As it turned out, our code didn’t work as expected which caused a major problem. For bool fields users would upload either a 1 or 0. 1 being true and 0 being false. Because the source was a csv file all values were imported as strings. Therefore, before applying the values to our model, we must convert the string representation to the appropriate type within the model.

Here’s an example of the code, the Parse method below takes a string argument named parsable, does a Boolean.TryParse against parsable and returns the newly converted value.

		public static Main(){	    var trueFalse = Parse("1");	}		public bool Parse(string parsable)	{		 bool flag;		 bool result = Boolean.TryParse(parsable, out flag);         return flag;	}

From looking at the method and without knowing how C# Boolean.TryParse converts the string argument “1” to bool you’d think that this method returns true, not false.
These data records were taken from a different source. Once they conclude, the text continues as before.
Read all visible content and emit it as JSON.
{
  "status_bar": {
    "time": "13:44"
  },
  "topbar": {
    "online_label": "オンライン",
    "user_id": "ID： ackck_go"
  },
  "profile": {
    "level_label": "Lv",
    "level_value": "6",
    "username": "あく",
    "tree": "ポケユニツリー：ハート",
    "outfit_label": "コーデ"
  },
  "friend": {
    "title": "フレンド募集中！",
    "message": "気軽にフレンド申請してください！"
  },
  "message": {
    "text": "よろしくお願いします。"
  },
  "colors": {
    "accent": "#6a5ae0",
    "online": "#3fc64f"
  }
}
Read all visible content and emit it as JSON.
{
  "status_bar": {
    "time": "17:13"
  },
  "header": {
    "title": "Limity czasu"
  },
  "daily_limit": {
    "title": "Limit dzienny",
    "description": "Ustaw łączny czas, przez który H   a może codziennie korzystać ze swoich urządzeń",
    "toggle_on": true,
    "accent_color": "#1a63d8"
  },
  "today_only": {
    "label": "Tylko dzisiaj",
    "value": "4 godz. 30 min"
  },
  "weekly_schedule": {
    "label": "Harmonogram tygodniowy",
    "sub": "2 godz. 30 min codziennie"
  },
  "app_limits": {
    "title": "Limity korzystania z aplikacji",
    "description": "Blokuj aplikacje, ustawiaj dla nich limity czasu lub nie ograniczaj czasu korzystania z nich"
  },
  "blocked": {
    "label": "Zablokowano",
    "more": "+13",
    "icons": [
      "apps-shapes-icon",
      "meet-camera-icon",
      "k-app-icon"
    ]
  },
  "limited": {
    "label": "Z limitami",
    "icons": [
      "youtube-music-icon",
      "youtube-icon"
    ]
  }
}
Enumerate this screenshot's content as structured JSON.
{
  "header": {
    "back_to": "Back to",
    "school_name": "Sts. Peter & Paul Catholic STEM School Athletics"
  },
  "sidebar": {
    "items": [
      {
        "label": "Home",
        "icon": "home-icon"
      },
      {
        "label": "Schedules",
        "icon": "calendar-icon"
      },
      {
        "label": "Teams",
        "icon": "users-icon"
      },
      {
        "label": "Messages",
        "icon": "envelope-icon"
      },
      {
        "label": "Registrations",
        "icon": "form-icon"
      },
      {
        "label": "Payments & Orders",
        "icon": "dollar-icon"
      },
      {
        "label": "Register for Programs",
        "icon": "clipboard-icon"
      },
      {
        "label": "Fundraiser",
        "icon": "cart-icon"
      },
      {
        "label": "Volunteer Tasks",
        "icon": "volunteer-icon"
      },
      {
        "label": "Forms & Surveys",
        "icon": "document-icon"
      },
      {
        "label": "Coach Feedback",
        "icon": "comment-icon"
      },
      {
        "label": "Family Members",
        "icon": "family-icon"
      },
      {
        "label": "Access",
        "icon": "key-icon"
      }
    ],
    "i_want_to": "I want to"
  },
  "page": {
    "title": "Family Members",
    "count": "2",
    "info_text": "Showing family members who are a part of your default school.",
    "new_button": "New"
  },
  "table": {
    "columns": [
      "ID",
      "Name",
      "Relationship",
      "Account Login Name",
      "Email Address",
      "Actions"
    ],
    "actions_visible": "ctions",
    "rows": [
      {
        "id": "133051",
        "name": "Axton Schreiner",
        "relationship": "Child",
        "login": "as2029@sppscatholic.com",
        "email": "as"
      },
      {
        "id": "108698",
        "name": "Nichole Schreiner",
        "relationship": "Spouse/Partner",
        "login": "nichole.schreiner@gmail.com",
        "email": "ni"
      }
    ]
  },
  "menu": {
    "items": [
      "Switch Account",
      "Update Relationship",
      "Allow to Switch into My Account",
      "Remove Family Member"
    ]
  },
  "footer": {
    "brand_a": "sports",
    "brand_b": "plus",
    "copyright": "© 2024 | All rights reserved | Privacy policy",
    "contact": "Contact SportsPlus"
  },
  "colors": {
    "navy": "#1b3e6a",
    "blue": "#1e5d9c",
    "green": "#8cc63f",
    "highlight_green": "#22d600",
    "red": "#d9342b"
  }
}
But in reality the above method returns false. Even though 1 generally equals true in most contexts, if passed in as a string the result is false, not true.

If we would have had proper unit tests set up we would have written a unit test that looks something like this:

[TestMethod]public void Parse_BooleanTryParseString__ReturnsFalse(){    string stringToParse = "1";    bool expected = true;    bool actual = Parse(stringToParse);    Assert.AreEqual(expected, actual);}

The above unit test would have failed and we’d have found the problem, fixed it and been on our way. Unfortunately for us, we didn’t have a unit test for the above Parse method and QA didn’t catch the issue during their testing. The code eventually made its way to production, users start uploading files against the new code and yadda, yadda, yadda…we end up with a lot false values that should be true.

I've made a huge mistake

The good news is we were able to recover the lost data. But the recovery process took a few days and a lot of manual work which set us back on our timeline, not to mention created a garbage truck full of unwanted stress while we scrambled to recover the data and explain to our stakeholders that we’d made a huge mistake.

The takeaway my team and I had from this experience is how valuable a unit test can be. Unit tests are not just a key part of the testing process, but they’ve proven to be invaluable in making sure the code you write is actually doing what you think it’s doing.